> **Work instruction**: Tally up every line in the records beneath that has "value", and write down only the total.

Entries from a dataset of interfaces
========================
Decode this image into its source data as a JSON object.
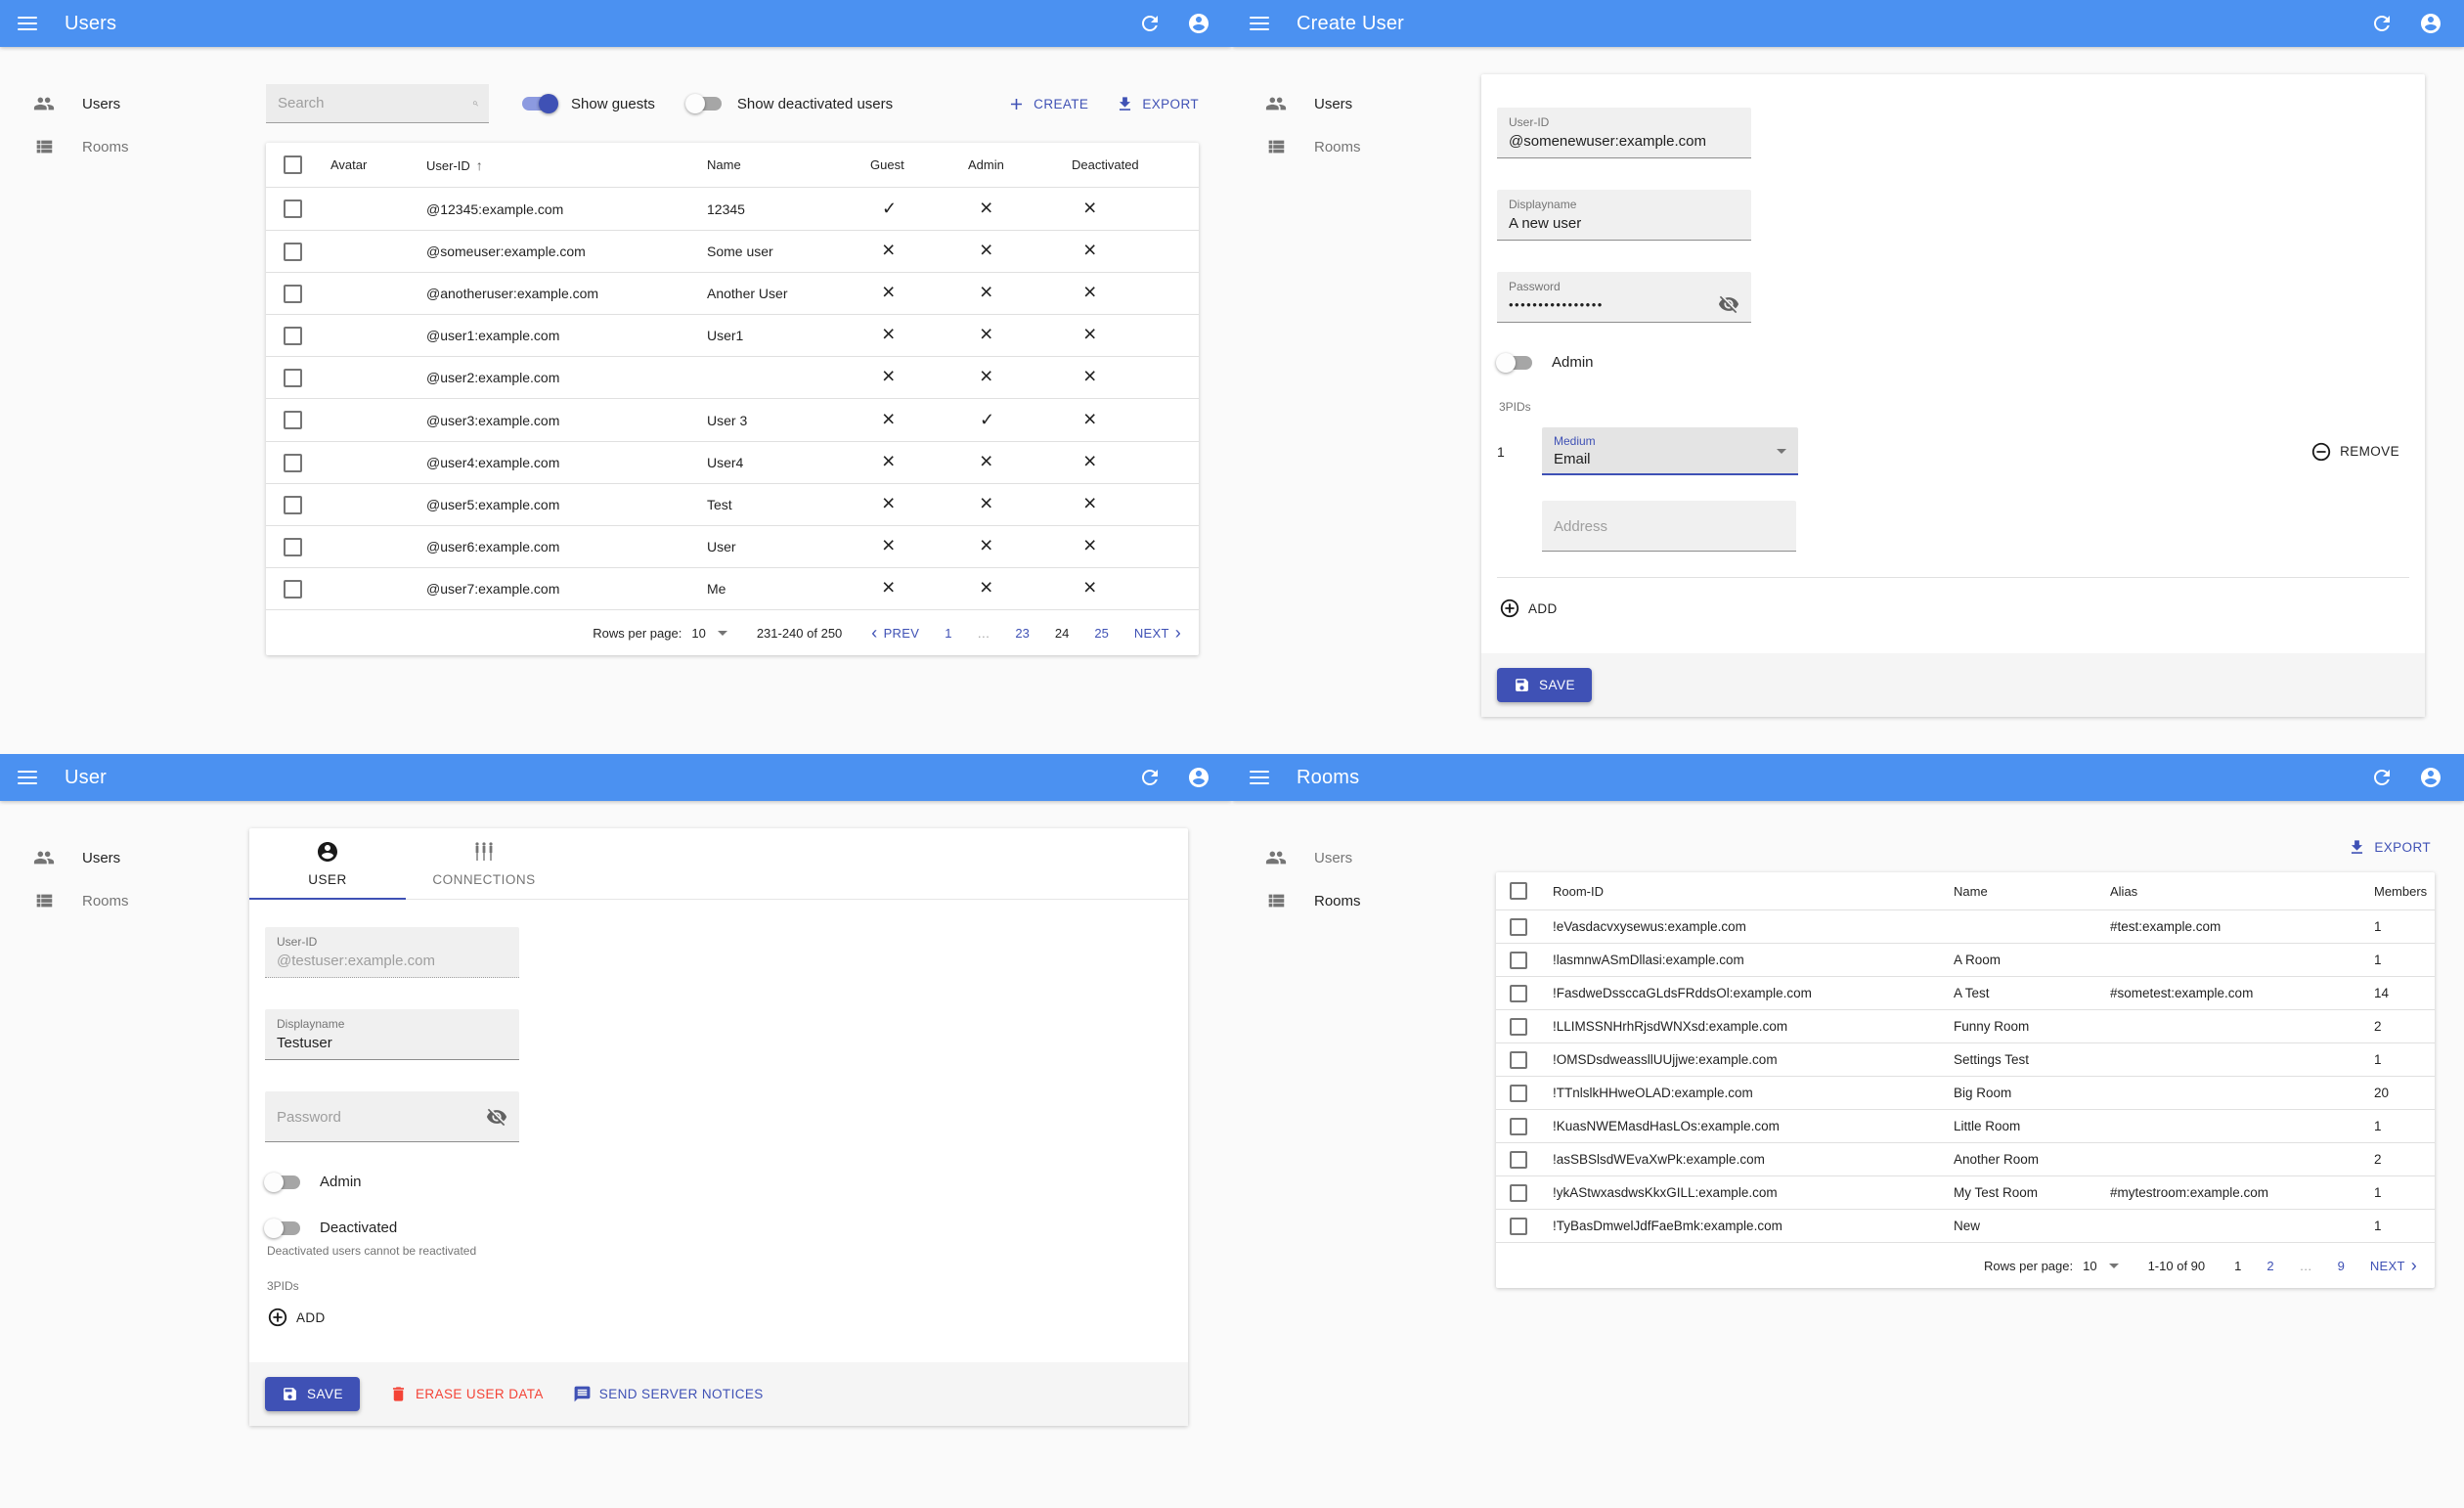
{
  "colors": {
    "appbar": "#4b91f1",
    "primary": "#3f51b5",
    "danger": "#f44336",
    "page_bg": "#fafafa"
  },
  "icons": {
    "check_glyph": "✓",
    "cross_glyph": "×",
    "prev_chevron": "‹",
    "next_chevron": "›",
    "sort_arrow": "↑"
  },
  "sidebar": {
    "users": "Users",
    "rooms": "Rooms"
  },
  "users_list": {
    "title": "Users",
    "search_placeholder": "Search",
    "show_guests_label": "Show guests",
    "show_deactivated_label": "Show deactivated users",
    "create_label": "CREATE",
    "export_label": "EXPORT",
    "columns": {
      "avatar": "Avatar",
      "user_id": "User-ID",
      "name": "Name",
      "guest": "Guest",
      "admin": "Admin",
      "deactivated": "Deactivated"
    },
    "rows": [
      {
        "user_id": "@12345:example.com",
        "name": "12345",
        "guest": true,
        "admin": false,
        "deactivated": false
      },
      {
        "user_id": "@someuser:example.com",
        "name": "Some user",
        "guest": false,
        "admin": false,
        "deactivated": false
      },
      {
        "user_id": "@anotheruser:example.com",
        "name": "Another User",
        "guest": false,
        "admin": false,
        "deactivated": false
      },
      {
        "user_id": "@user1:example.com",
        "name": "User1",
        "guest": false,
        "admin": false,
        "deactivated": false
      },
      {
        "user_id": "@user2:example.com",
        "name": "",
        "guest": false,
        "admin": false,
        "deactivated": false
      },
      {
        "user_id": "@user3:example.com",
        "name": "User 3",
        "guest": false,
        "admin": true,
        "deactivated": false
      },
      {
        "user_id": "@user4:example.com",
        "name": "User4",
        "guest": false,
        "admin": false,
        "deactivated": false
      },
      {
        "user_id": "@user5:example.com",
        "name": "Test",
        "guest": false,
        "admin": false,
        "deactivated": false
      },
      {
        "user_id": "@user6:example.com",
        "name": "User",
        "guest": false,
        "admin": false,
        "deactivated": false
      },
      {
        "user_id": "@user7:example.com",
        "name": "Me",
        "guest": false,
        "admin": false,
        "deactivated": false
      }
    ],
    "pagination": {
      "rows_per_page_label": "Rows per page:",
      "rows_per_page": "10",
      "range": "231-240 of 250",
      "prev": "PREV",
      "next": "NEXT",
      "pages": [
        "1",
        "…",
        "23",
        "24",
        "25"
      ],
      "current_page": "24"
    }
  },
  "create_user": {
    "title": "Create User",
    "fields": {
      "user_id": {
        "label": "User-ID",
        "value": "@somenewuser:example.com"
      },
      "displayname": {
        "label": "Displayname",
        "value": "A new user"
      },
      "password": {
        "label": "Password",
        "value": "••••••••••••••••"
      }
    },
    "admin_toggle_label": "Admin",
    "threepids_label": "3PIDs",
    "pid_index": "1",
    "medium": {
      "label": "Medium",
      "value": "Email"
    },
    "remove_label": "REMOVE",
    "address_placeholder": "Address",
    "add_label": "ADD",
    "save_label": "SAVE"
  },
  "user_detail": {
    "title": "User",
    "tabs": {
      "user": "USER",
      "connections": "CONNECTIONS"
    },
    "fields": {
      "user_id": {
        "label": "User-ID",
        "value": "@testuser:example.com"
      },
      "displayname": {
        "label": "Displayname",
        "value": "Testuser"
      }
    },
    "password_placeholder": "Password",
    "admin_toggle_label": "Admin",
    "deactivated_toggle_label": "Deactivated",
    "deactivated_helper": "Deactivated users cannot be reactivated",
    "threepids_label": "3PIDs",
    "add_label": "ADD",
    "save_label": "SAVE",
    "erase_label": "ERASE USER DATA",
    "notices_label": "SEND SERVER NOTICES"
  },
  "rooms_list": {
    "title": "Rooms",
    "export_label": "EXPORT",
    "columns": {
      "room_id": "Room-ID",
      "name": "Name",
      "alias": "Alias",
      "members": "Members"
    },
    "rows": [
      {
        "room_id": "!eVasdacvxysewus:example.com",
        "name": "",
        "alias": "#test:example.com",
        "members": "1"
      },
      {
        "room_id": "!lasmnwASmDllasi:example.com",
        "name": "A Room",
        "alias": "",
        "members": "1"
      },
      {
        "room_id": "!FasdweDssccaGLdsFRddsOl:example.com",
        "name": "A Test",
        "alias": "#sometest:example.com",
        "members": "14"
      },
      {
        "room_id": "!LLIMSSNHrhRjsdWNXsd:example.com",
        "name": "Funny Room",
        "alias": "",
        "members": "2"
      },
      {
        "room_id": "!OMSDsdweassllUUjjwe:example.com",
        "name": "Settings Test",
        "alias": "",
        "members": "1"
      },
      {
        "room_id": "!TTnlslkHHweOLAD:example.com",
        "name": "Big Room",
        "alias": "",
        "members": "20"
      },
      {
        "room_id": "!KuasNWEMasdHasLOs:example.com",
        "name": "Little Room",
        "alias": "",
        "members": "1"
      },
      {
        "room_id": "!asSBSlsdWEvaXwPk:example.com",
        "name": "Another Room",
        "alias": "",
        "members": "2"
      },
      {
        "room_id": "!ykAStwxasdwsKkxGILL:example.com",
        "name": "My Test Room",
        "alias": "#mytestroom:example.com",
        "members": "1"
      },
      {
        "room_id": "!TyBasDmwelJdfFaeBmk:example.com",
        "name": "New",
        "alias": "",
        "members": "1"
      }
    ],
    "pagination": {
      "rows_per_page_label": "Rows per page:",
      "rows_per_page": "10",
      "range": "1-10 of 90",
      "next": "NEXT",
      "pages": [
        "1",
        "2",
        "…",
        "9"
      ],
      "current_page": "1"
    }
  }
}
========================
> **Answer to the problem**: 6